Excerpts from an interface dataset:
··········

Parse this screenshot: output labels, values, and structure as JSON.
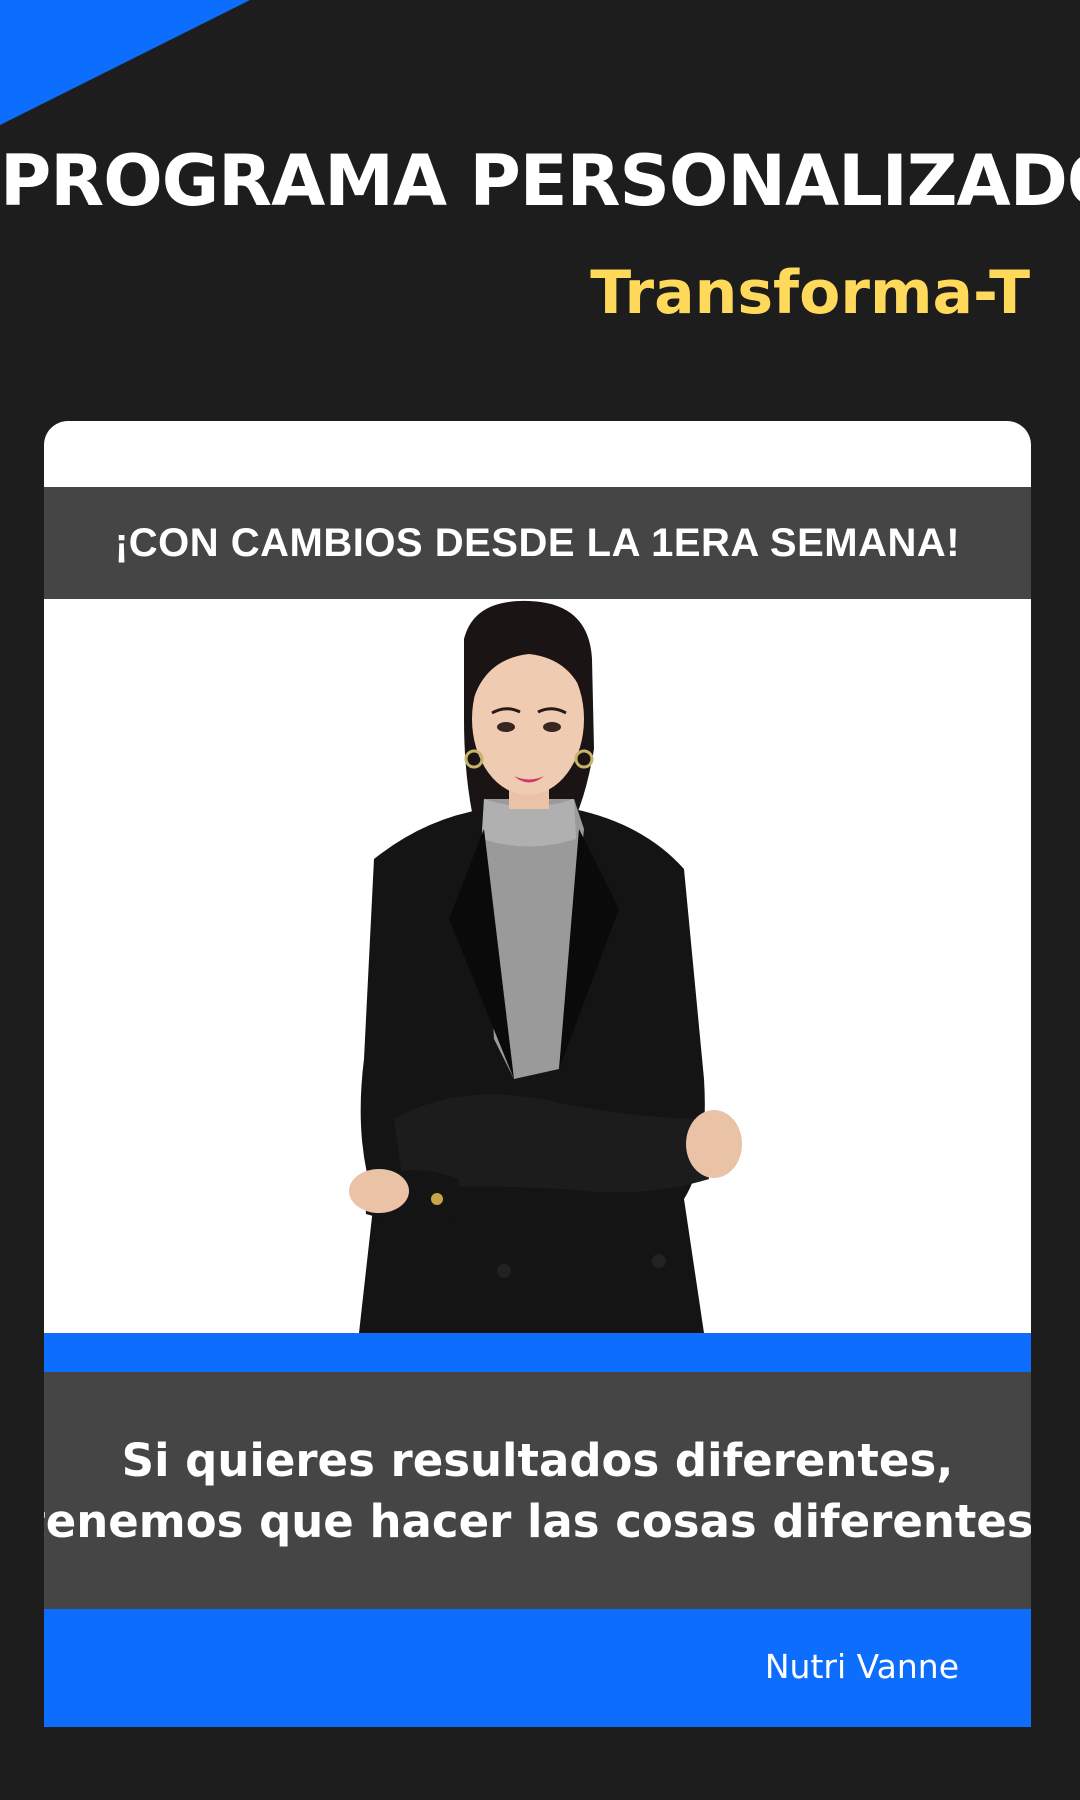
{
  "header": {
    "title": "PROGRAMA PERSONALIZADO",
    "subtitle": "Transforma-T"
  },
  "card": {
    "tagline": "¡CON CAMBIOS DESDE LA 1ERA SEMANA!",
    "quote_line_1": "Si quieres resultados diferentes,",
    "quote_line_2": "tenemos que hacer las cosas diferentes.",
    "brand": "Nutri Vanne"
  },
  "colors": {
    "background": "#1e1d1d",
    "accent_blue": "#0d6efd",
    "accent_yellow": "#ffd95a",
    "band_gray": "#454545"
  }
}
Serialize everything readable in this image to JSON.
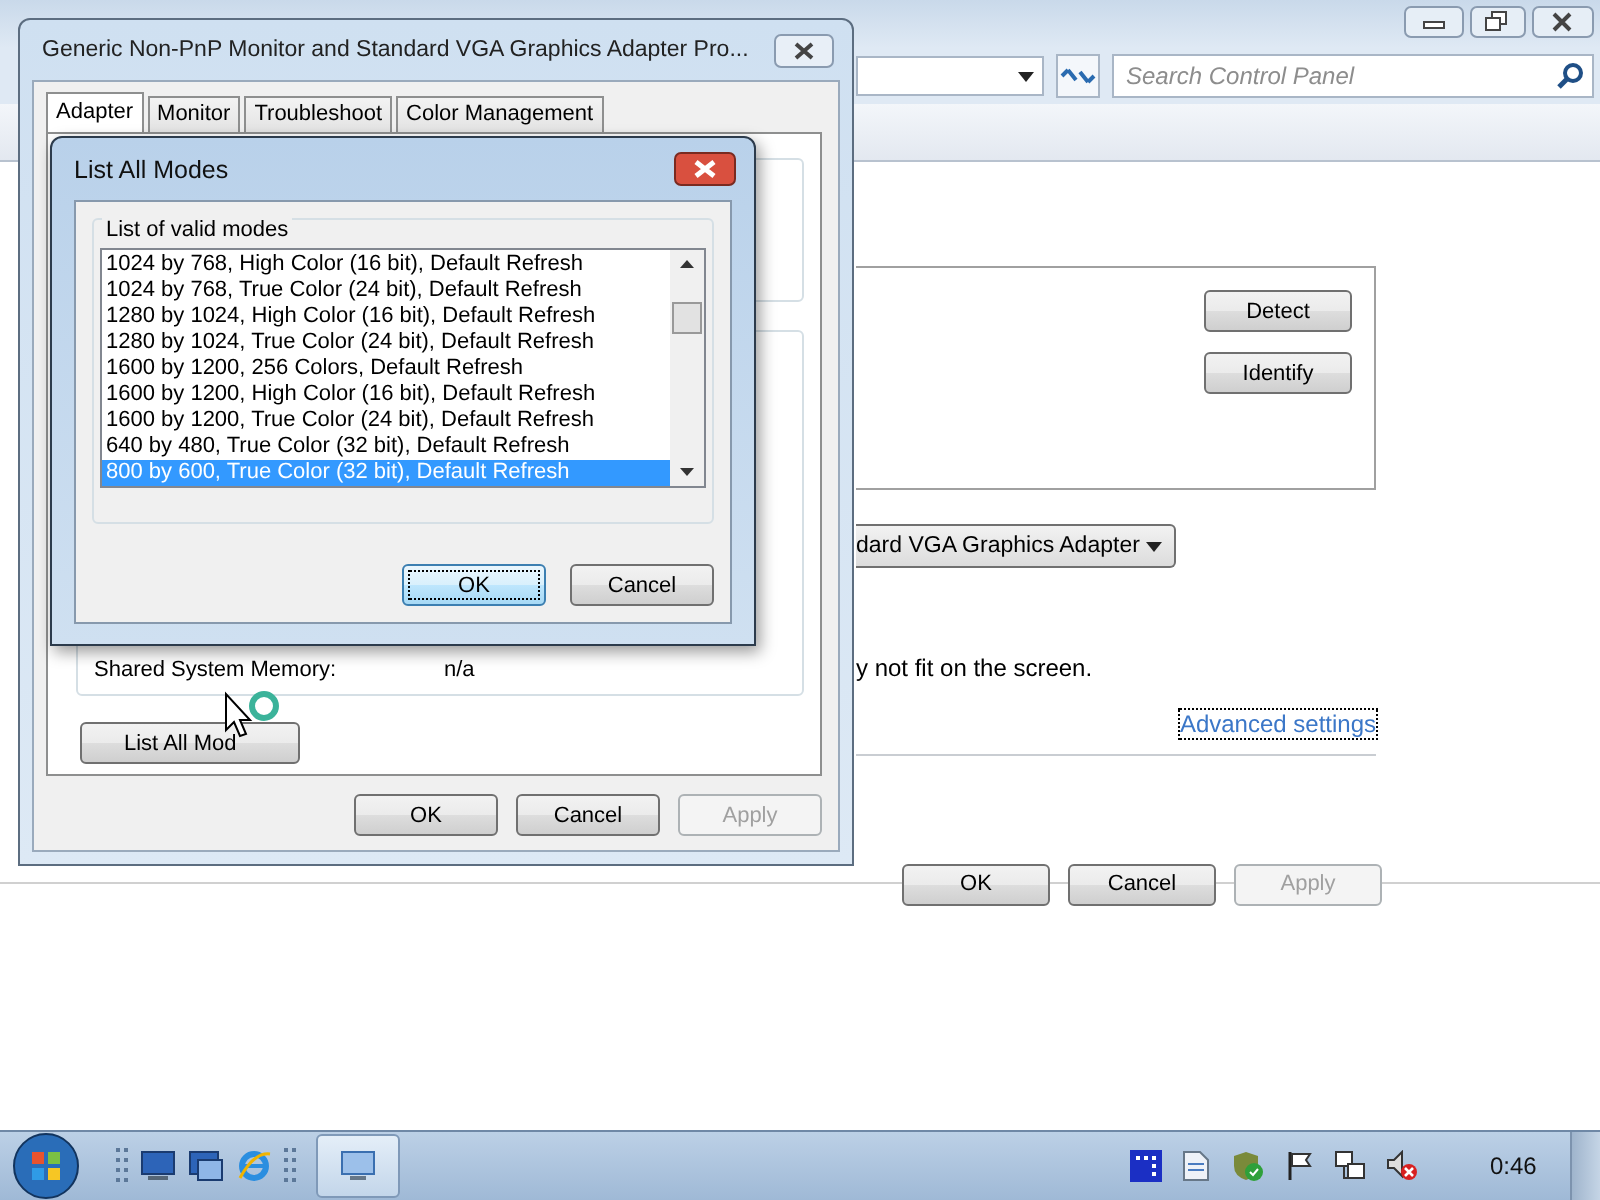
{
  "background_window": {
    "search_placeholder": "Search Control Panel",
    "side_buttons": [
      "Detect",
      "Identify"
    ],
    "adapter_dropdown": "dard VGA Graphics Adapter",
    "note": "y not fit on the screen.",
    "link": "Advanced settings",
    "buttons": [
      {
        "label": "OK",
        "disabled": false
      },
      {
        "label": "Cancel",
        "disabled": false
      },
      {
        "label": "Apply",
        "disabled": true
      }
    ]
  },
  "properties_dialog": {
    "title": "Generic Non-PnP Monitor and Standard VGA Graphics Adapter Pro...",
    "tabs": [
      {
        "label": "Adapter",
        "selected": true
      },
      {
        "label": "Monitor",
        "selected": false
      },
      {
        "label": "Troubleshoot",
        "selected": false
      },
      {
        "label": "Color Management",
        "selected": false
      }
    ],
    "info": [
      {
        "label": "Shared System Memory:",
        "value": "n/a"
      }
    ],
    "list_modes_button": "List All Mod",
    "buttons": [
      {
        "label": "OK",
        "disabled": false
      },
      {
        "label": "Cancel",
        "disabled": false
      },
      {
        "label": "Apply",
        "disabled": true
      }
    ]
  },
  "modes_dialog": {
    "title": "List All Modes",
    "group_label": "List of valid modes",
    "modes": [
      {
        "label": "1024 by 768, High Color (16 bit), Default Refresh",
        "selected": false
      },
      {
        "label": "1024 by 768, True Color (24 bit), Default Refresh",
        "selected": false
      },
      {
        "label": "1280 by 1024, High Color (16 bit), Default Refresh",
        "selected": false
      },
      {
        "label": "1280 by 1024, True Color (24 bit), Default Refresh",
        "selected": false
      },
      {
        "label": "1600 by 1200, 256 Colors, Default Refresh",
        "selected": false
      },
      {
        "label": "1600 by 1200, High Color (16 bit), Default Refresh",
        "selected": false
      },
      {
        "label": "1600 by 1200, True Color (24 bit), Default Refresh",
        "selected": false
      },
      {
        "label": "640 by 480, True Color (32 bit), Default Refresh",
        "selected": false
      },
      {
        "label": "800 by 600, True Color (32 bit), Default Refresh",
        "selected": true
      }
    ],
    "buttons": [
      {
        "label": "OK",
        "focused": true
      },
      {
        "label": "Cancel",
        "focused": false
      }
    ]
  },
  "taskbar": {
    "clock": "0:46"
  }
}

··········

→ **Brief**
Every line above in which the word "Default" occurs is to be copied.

→ **Answer space**
        "label": "1024 by 768, High Color (16 bit), Default Refresh",
        "label": "1024 by 768, True Color (24 bit), Default Refresh",
        "label": "1280 by 1024, High Color (16 bit), Default Refresh",
        "label": "1280 by 1024, True Color (24 bit), Default Refresh",
        "label": "1600 by 1200, 256 Colors, Default Refresh",
        "label": "1600 by 1200, High Color (16 bit), Default Refresh",
        "label": "1600 by 1200, True Color (24 bit), Default Refresh",
        "label": "640 by 480, True Color (32 bit), Default Refresh",
        "label": "800 by 600, True Color (32 bit), Default Refresh",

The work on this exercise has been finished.